In 2017, we exist in an entirely digital age. The way we communicate has shifted dramatically over the past decade and so have ideas of authenticity and honesty in advertising. For a hot second, a few years ago, sponsored social media posts by influencers with millions of devoted followers were a brave new territory. But now, Instagram is no longer the destination of Guerrilla marketing and followers are well aware of the inauthenticity of #sponsored #ads. Branded social media content is really, no different to plastering Johnny Depp’s face on a massive billboard. Hence why ventures which combine the fruits of both the old-school and the new-fangled are so effective. Goop becoming a magazine might have been seen as a step backwards eighteen months ago, and perhaps it may be? Only time will tell. But when it comes to who we trust to sell us stuff, the landscape is increasingly changeable.


Trying to trick consumers just isn’t viable anymore. That’s why  SoundOut BrandMatch is such an innovative and valuable tool. BrandMatch succinctly demonstrates just how effectively an influencer or celebrity embodies the emotional values and positioning of a brand. Equally, BrandMatch will bring light to any potential misalignment, sorting the wheat from the chaff and re-centring authenticity and nuance in steadily more bloated arena. 




Copyright © 2017. Tiffany Amuah

[1] SoundOut BrandMatch is underpinned by rigorous academic methodologies (Asmus 1989/Aaker 1997/Müllensiefen 2014), re-engineered via machine learning technologies and now automated within the SoundOut platform and powered by our 2m strong consumer community. Starting with over 100 carefully selected adjectives, over a 12 month period, calibration was achieved by testing hundreds of brands and media with hundreds of thousands of consumers and then, using principal component analysis and variable reduction techniques, we statistically identified the 12 adjectives that captured over 95% of the emotional variance of any brand. The process also calculated the appropriate weighting for each word and the complex matrix interrelationships between them.

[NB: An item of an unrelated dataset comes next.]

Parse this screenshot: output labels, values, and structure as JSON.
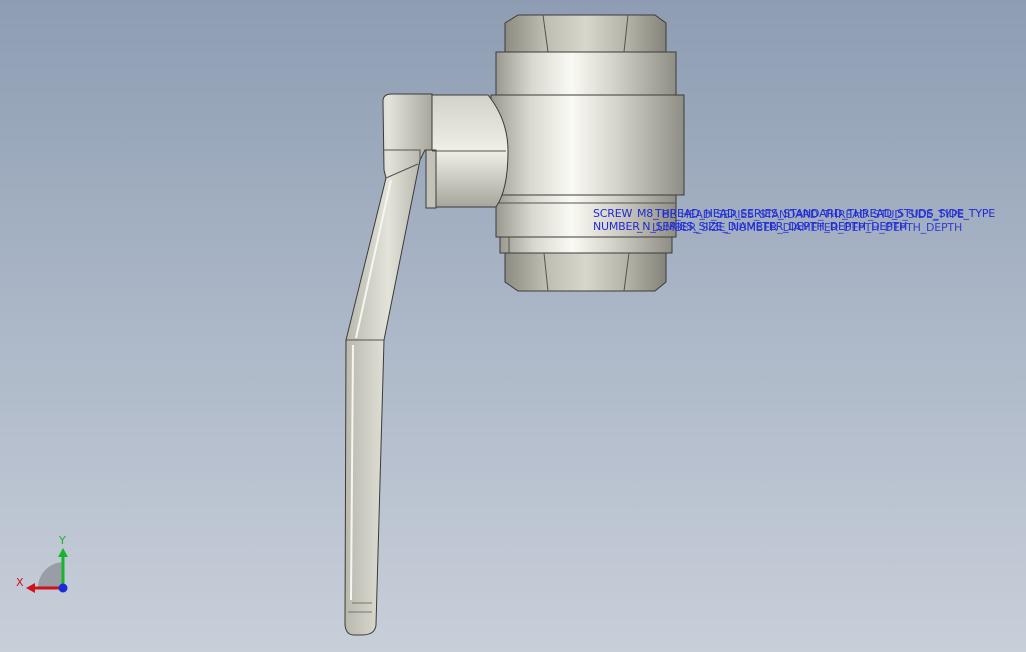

The result is a uniquely powerful quantitative tool that is increasingly being used by leading branding agencies and FMCG businesses.

Copyright SoundOut 2019